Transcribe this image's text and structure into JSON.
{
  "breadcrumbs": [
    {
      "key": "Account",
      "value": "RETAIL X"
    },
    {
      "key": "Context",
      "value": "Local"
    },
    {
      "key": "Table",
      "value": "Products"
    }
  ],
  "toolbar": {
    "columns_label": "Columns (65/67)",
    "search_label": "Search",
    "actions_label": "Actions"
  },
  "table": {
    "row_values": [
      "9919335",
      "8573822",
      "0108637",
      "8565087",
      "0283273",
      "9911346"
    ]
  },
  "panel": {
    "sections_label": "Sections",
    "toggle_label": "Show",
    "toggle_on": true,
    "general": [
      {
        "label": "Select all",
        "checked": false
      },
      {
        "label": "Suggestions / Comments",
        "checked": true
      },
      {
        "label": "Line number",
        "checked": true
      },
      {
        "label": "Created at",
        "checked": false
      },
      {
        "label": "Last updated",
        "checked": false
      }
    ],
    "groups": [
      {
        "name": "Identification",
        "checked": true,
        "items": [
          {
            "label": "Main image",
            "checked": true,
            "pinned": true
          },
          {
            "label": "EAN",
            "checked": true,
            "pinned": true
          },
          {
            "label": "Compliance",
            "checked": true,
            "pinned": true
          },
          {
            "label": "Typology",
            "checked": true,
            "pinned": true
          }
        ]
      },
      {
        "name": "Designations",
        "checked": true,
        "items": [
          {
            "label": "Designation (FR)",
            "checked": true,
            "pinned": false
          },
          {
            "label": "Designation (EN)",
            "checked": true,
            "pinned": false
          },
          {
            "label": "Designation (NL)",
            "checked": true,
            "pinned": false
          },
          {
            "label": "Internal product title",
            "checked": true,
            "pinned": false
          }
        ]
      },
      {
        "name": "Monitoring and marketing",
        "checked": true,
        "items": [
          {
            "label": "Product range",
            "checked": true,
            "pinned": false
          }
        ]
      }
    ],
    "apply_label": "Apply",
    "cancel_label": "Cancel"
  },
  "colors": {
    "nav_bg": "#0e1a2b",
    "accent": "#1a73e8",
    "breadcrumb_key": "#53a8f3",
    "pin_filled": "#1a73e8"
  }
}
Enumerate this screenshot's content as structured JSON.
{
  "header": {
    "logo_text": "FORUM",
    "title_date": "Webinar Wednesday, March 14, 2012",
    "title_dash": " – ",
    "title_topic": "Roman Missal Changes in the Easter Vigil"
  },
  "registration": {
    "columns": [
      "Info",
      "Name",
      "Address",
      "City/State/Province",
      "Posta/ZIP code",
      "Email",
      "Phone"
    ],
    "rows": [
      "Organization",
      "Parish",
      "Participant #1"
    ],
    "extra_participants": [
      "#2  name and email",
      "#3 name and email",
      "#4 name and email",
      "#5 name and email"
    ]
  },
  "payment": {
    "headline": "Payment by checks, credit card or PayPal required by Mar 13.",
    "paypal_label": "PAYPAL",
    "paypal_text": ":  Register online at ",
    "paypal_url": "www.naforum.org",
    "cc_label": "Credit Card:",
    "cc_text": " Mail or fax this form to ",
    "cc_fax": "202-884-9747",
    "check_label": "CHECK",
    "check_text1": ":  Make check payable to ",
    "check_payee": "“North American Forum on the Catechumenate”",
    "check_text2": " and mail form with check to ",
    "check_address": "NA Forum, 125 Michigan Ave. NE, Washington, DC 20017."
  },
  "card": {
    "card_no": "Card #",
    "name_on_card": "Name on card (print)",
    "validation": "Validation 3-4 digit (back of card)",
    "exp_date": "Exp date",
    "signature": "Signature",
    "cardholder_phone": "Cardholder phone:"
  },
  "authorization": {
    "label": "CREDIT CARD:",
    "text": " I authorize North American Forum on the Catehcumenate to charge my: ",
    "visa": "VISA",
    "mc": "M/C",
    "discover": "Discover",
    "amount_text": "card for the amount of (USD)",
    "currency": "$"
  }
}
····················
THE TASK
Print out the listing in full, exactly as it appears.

RESPONSE TO THE EXERCISE
Transcribe this image's text and structure into JSON.
{
  "breadcrumbs": [
    {
      "key": "Account",
      "value": "RETAIL X"
    },
    {
      "key": "Context",
      "value": "Local"
    },
    {
      "key": "Table",
      "value": "Products"
    }
  ],
  "toolbar": {
    "columns_label": "Columns (65/67)",
    "search_label": "Search",
    "actions_label": "Actions"
  },
  "table": {
    "row_values": [
      "9919335",
      "8573822",
      "0108637",
      "8565087",
      "0283273",
      "9911346"
    ]
  },
  "panel": {
    "sections_label": "Sections",
    "toggle_label": "Show",
    "toggle_on": true,
    "general": [
      {
        "label": "Select all",
        "checked": false
      },
      {
        "label": "Suggestions / Comments",
        "checked": true
      },
      {
        "label": "Line number",
        "checked": true
      },
      {
        "label": "Created at",
        "checked": false
      },
      {
        "label": "Last updated",
        "checked": false
      }
    ],
    "groups": [
      {
        "name": "Identification",
        "checked": true,
        "items": [
          {
            "label": "Main image",
            "checked": true,
            "pinned": true
          },
          {
            "label": "EAN",
            "checked": true,
            "pinned": true
          },
          {
            "label": "Compliance",
            "checked": true,
            "pinned": true
          },
          {
            "label": "Typology",
            "checked": true,
            "pinned": true
          }
        ]
      },
      {
        "name": "Designations",
        "checked": true,
        "items": [
          {
            "label": "Designation (FR)",
            "checked": true,
            "pinned": false
          },
          {
            "label": "Designation (EN)",
            "checked": true,
            "pinned": false
          },
          {
            "label": "Designation (NL)",
            "checked": true,
            "pinned": false
          },
          {
            "label": "Internal product title",
            "checked": true,
            "pinned": false
          }
        ]
      },
      {
        "name": "Monitoring and marketing",
        "checked": true,
        "items": [
          {
            "label": "Product range",
            "checked": true,
            "pinned": false
          }
        ]
      }
    ],
    "apply_label": "Apply",
    "cancel_label": "Cancel"
  },
  "colors": {
    "nav_bg": "#0e1a2b",
    "accent": "#1a73e8",
    "breadcrumb_key": "#53a8f3",
    "pin_filled": "#1a73e8"
  }
}
Enumerate this screenshot's content as structured JSON.
{
  "header": {
    "logo_text": "FORUM",
    "title_date": "Webinar Wednesday, March 14, 2012",
    "title_dash": " – ",
    "title_topic": "Roman Missal Changes in the Easter Vigil"
  },
  "registration": {
    "columns": [
      "Info",
      "Name",
      "Address",
      "City/State/Province",
      "Posta/ZIP code",
      "Email",
      "Phone"
    ],
    "rows": [
      "Organization",
      "Parish",
      "Participant #1"
    ],
    "extra_participants": [
      "#2  name and email",
      "#3 name and email",
      "#4 name and email",
      "#5 name and email"
    ]
  },
  "payment": {
    "headline": "Payment by checks, credit card or PayPal required by Mar 13.",
    "paypal_label": "PAYPAL",
    "paypal_text": ":  Register online at ",
    "paypal_url": "www.naforum.org",
    "cc_label": "Credit Card:",
    "cc_text": " Mail or fax this form to ",
    "cc_fax": "202-884-9747",
    "check_label": "CHECK",
    "check_text1": ":  Make check payable to ",
    "check_payee": "“North American Forum on the Catechumenate”",
    "check_text2": " and mail form with check to ",
    "check_address": "NA Forum, 125 Michigan Ave. NE, Washington, DC 20017."
  },
  "card": {
    "card_no": "Card #",
    "name_on_card": "Name on card (print)",
    "validation": "Validation 3-4 digit (back of card)",
    "exp_date": "Exp date",
    "signature": "Signature",
    "cardholder_phone": "Cardholder phone:"
  },
  "authorization": {
    "label": "CREDIT CARD:",
    "text": " I authorize North American Forum on the Catehcumenate to charge my: ",
    "visa": "VISA",
    "mc": "M/C",
    "discover": "Discover",
    "amount_text": "card for the amount of (USD)",
    "currency": "$"
  }
}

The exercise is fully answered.